I really like the plan I followed. I don’t think I would have had much fun trying to run even 1 mile straight the week that I was cleared by my doctor. I’m glad I eased into it and took my time (and that I’m still doing that). The plan started with 1 run, followed by 2 rest days. Then, it was a run every other day. Then it was 2 runs, followed by 1 rest day. You get the idea!
Feel free to click on the image for a closer view.
The first few weeks, I continued with a decent amount of cross-training. I had been doing 5-7 hours of cross-training while recovering and it helped keep me sane. I still needed that dose of sanity while starting the run/walk program. I also had the opportunity to connect with an ElliptiGO rep, Chuck (now friend!) a few times to cross-train that way and honestly, I was so giddy to be OUTSIDE exercising and getting a great workout. Being injured in the summer while everyone trains for fall marthons was maddening at times, so having an opportunity to get out of the gym and exercise outside meant a lot to me. [If anyone has any questions about the ElliptiGO, I’m happy to answer or to connect you with Chuck!]

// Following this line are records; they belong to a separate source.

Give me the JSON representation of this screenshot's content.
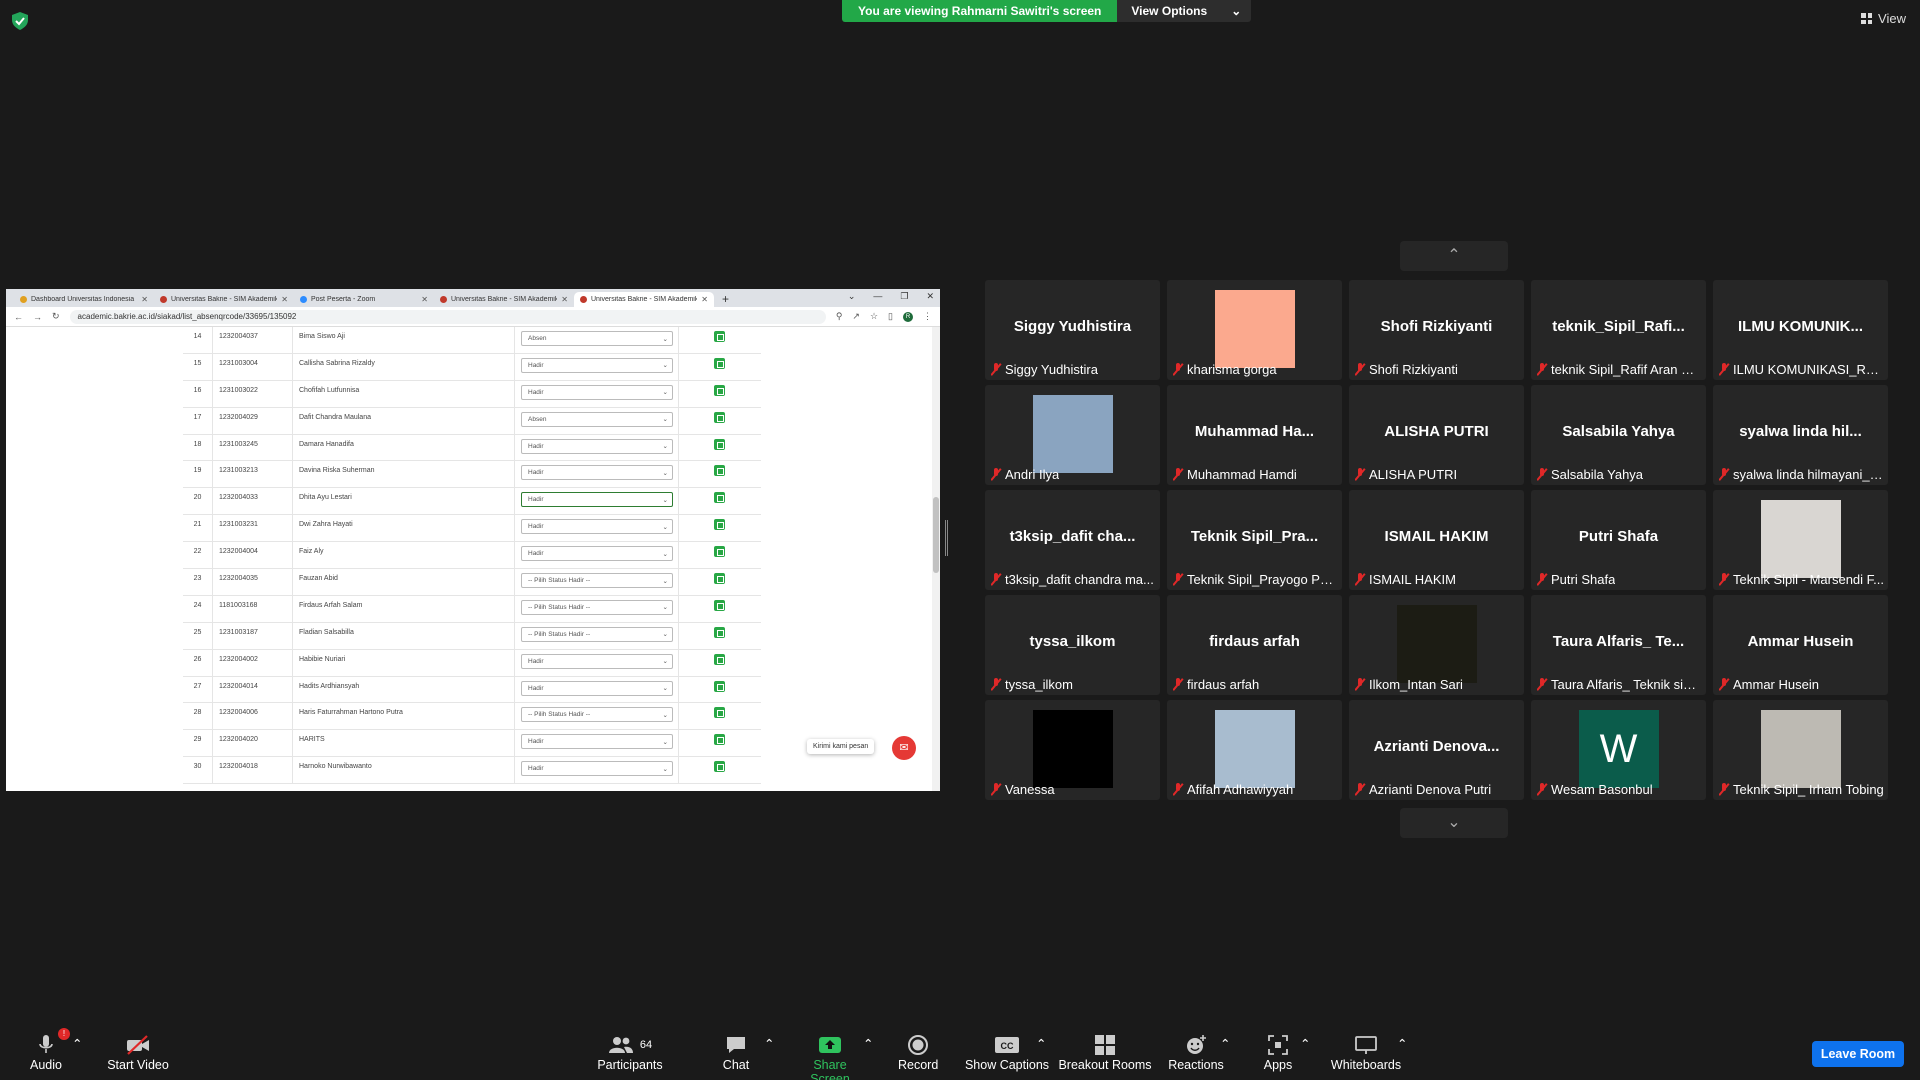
{
  "banner": {
    "viewing_text": "You are viewing Rahmarni Sawitri's screen",
    "view_options_label": "View Options",
    "view_label": "View"
  },
  "shared_screen": {
    "tabs": [
      {
        "label": "Dashboard Universitas Indonesia",
        "favicon": "dash"
      },
      {
        "label": "Universitas Bakrie - SIM Akademik",
        "favicon": "bakrie"
      },
      {
        "label": "Post Peserta - Zoom",
        "favicon": "zoom"
      },
      {
        "label": "Universitas Bakrie - SIM Akademik",
        "favicon": "bakrie"
      },
      {
        "label": "Universitas Bakrie - SIM Akademik",
        "favicon": "bakrie",
        "active": true
      }
    ],
    "url": "academic.bakrie.ac.id/siakad/list_absenqrcode/33695/135092",
    "rows": [
      {
        "no": "14",
        "nim": "1232004037",
        "name": "Bima Siswo Aji",
        "status": "Absen"
      },
      {
        "no": "15",
        "nim": "1231003004",
        "name": "Callisha Sabrina Rizaldy",
        "status": "Hadir"
      },
      {
        "no": "16",
        "nim": "1231003022",
        "name": "Chofifah Lutfunnisa",
        "status": "Hadir"
      },
      {
        "no": "17",
        "nim": "1232004029",
        "name": "Dafit Chandra Maulana",
        "status": "Absen"
      },
      {
        "no": "18",
        "nim": "1231003245",
        "name": "Damara Hanadifa",
        "status": "Hadir"
      },
      {
        "no": "19",
        "nim": "1231003213",
        "name": "Davina Riska Suherman",
        "status": "Hadir"
      },
      {
        "no": "20",
        "nim": "1232004033",
        "name": "Dhita Ayu Lestari",
        "status": "Hadir",
        "focus": true
      },
      {
        "no": "21",
        "nim": "1231003231",
        "name": "Dwi Zahra Hayati",
        "status": "Hadir"
      },
      {
        "no": "22",
        "nim": "1232004004",
        "name": "Faiz Aly",
        "status": "Hadir"
      },
      {
        "no": "23",
        "nim": "1232004035",
        "name": "Fauzan Abid",
        "status": "-- Pilih Status Hadir --"
      },
      {
        "no": "24",
        "nim": "1181003168",
        "name": "Firdaus Arfah Salam",
        "status": "-- Pilih Status Hadir --"
      },
      {
        "no": "25",
        "nim": "1231003187",
        "name": "Fladian Salsabilla",
        "status": "-- Pilih Status Hadir --"
      },
      {
        "no": "26",
        "nim": "1232004002",
        "name": "Habibie Nuriari",
        "status": "Hadir"
      },
      {
        "no": "27",
        "nim": "1232004014",
        "name": "Hadits Ardhiansyah",
        "status": "Hadir"
      },
      {
        "no": "28",
        "nim": "1232004006",
        "name": "Haris Faturrahman Hartono Putra",
        "status": "-- Pilih Status Hadir --"
      },
      {
        "no": "29",
        "nim": "1232004020",
        "name": "HARITS",
        "status": "Hadir"
      },
      {
        "no": "30",
        "nim": "1232004018",
        "name": "Harnoko Nurwibawanto",
        "status": "Hadir"
      }
    ],
    "chat_widget_text": "Kirimi kami pesan"
  },
  "participants": [
    {
      "big": "Siggy Yudhistira",
      "name": "Siggy Yudhistira",
      "pic": null
    },
    {
      "big": "",
      "name": "kharisma gorga",
      "pic": "#fba98e"
    },
    {
      "big": "Shofi Rizkiyanti",
      "name": "Shofi Rizkiyanti",
      "pic": null
    },
    {
      "big": "teknik_Sipil_Rafi...",
      "name": "teknik Sipil_Rafif Aran Ku...",
      "pic": null
    },
    {
      "big": "ILMU KOMUNIK...",
      "name": "ILMU KOMUNIKASI_RAH...",
      "pic": null
    },
    {
      "big": "",
      "name": "Andri Ilya",
      "pic": "#8aa4c0"
    },
    {
      "big": "Muhammad Ha...",
      "name": "Muhammad Hamdi",
      "pic": null
    },
    {
      "big": "ALISHA PUTRI",
      "name": "ALISHA PUTRI",
      "pic": null
    },
    {
      "big": "Salsabila Yahya",
      "name": "Salsabila Yahya",
      "pic": null
    },
    {
      "big": "syalwa linda hil...",
      "name": "syalwa linda hilmayani_t...",
      "pic": null
    },
    {
      "big": "t3ksip_dafit cha...",
      "name": "t3ksip_dafit chandra ma...",
      "pic": null
    },
    {
      "big": "Teknik Sipil_Pra...",
      "name": "Teknik Sipil_Prayogo Pan...",
      "pic": null
    },
    {
      "big": "ISMAIL HAKIM",
      "name": "ISMAIL HAKIM",
      "pic": null
    },
    {
      "big": "Putri Shafa",
      "name": "Putri Shafa",
      "pic": null
    },
    {
      "big": "",
      "name": "Teknik Sipil - Marsendi F...",
      "pic": "#d9d6d2"
    },
    {
      "big": "tyssa_ilkom",
      "name": "tyssa_ilkom",
      "pic": null
    },
    {
      "big": "firdaus arfah",
      "name": "firdaus arfah",
      "pic": null
    },
    {
      "big": "",
      "name": "Ilkom_Intan Sari",
      "pic": "#1c1c14"
    },
    {
      "big": "Taura Alfaris_ Te...",
      "name": "Taura Alfaris_ Teknik sipi...",
      "pic": null
    },
    {
      "big": "Ammar Husein",
      "name": "Ammar Husein",
      "pic": null
    },
    {
      "big": "",
      "name": "Vanessa",
      "pic": "#000000"
    },
    {
      "big": "",
      "name": "Afifah Adhawiyyah",
      "pic": "#a8bccf"
    },
    {
      "big": "Azrianti Denova...",
      "name": "Azrianti Denova Putri",
      "pic": null
    },
    {
      "big": "",
      "name": "Wesam Basonbul",
      "pic": "#0b5c4b",
      "letter": "W"
    },
    {
      "big": "",
      "name": "Teknik Sipil_ Irham Tobing",
      "pic": "#bdbab3"
    }
  ],
  "toolbar": {
    "audio": "Audio",
    "audio_badge": "!",
    "start_video": "Start Video",
    "participants": "Participants",
    "participants_count": "64",
    "chat": "Chat",
    "share_screen": "Share Screen",
    "record": "Record",
    "show_captions": "Show Captions",
    "breakout_rooms": "Breakout Rooms",
    "reactions": "Reactions",
    "apps": "Apps",
    "whiteboards": "Whiteboards",
    "leave_room": "Leave Room"
  }
}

All of my runs, so far, have been time-based as opposed to mileage-based. Some days, 35 minutes straight of running would feel effortless and others it felt so.darn.long. And sometimes a 3 hour long run during a marathon training cycle feels worlds away from what I’ve been doing. But I think, ultimately, a time-based schedule forced me to just get out the door and not focus on the mileage — just to get moving was important.
I’ve had some really, really great runs too. My first tempo effort was 3 x 5 minutes tempo a few weeks ago (note: I waited 6 weeks until I did anything up tempo.) I was ecstatic when I got home from that run. Tempo pace felt so smooooooooth and my stride felt like it had come back. Each week, I feel like the little pieces are starting to fall into place. My second tempo was 3 x 1 mile and it felt just as great. It’s a good feeling to do 20ish minutes of work!

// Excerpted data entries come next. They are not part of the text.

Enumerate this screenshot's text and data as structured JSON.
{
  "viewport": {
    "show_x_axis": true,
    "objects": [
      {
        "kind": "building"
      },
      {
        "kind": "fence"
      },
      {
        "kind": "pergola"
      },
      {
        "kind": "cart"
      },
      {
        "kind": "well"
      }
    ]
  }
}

So, what’s happening now?
Well, I’m going to slowly build my mileage through December. I’ve put a plan together that should help bridge between where I’m at right now (20-25 mpw) and the beginning of a 16-week spring training cycle in January. I’m registered for the Shamrock Half in Virginia Beach and honestly can’t help but think about how much fun that weekend will be with Corey, Liz, and Chanthana. It’s doubtful that I’ll be in shape for a PR in the half by then but I have a feeling it’s going to be a great chance to get to a start line again. It will be my best shot at a good effort before racing the Carmel Marathon near Indianapolis in April. I ran the half at Carmel in 2012 in 1:36:08. [I seriously feel like that was 5-6 years ago…so much seems to have happened!] I’m looking forward to the ‘hometown feel’ of Carmel, just as I did at Monumental 2014.
2015 was a poor year of training and racing for me. Looking forward to a fresh start in 2016!
2 thoughts on “Back to Running Post-Fracture!”
Glad to hear you are running again! It’s great that the Elliptigo provided you with an opportunity to get out of the gym and onto the lakefront. Watch out! If the wind blows hard enough the two ElliptiGO’s in that one picture will end up in the lake! 🙂
So glad to see you back at it!!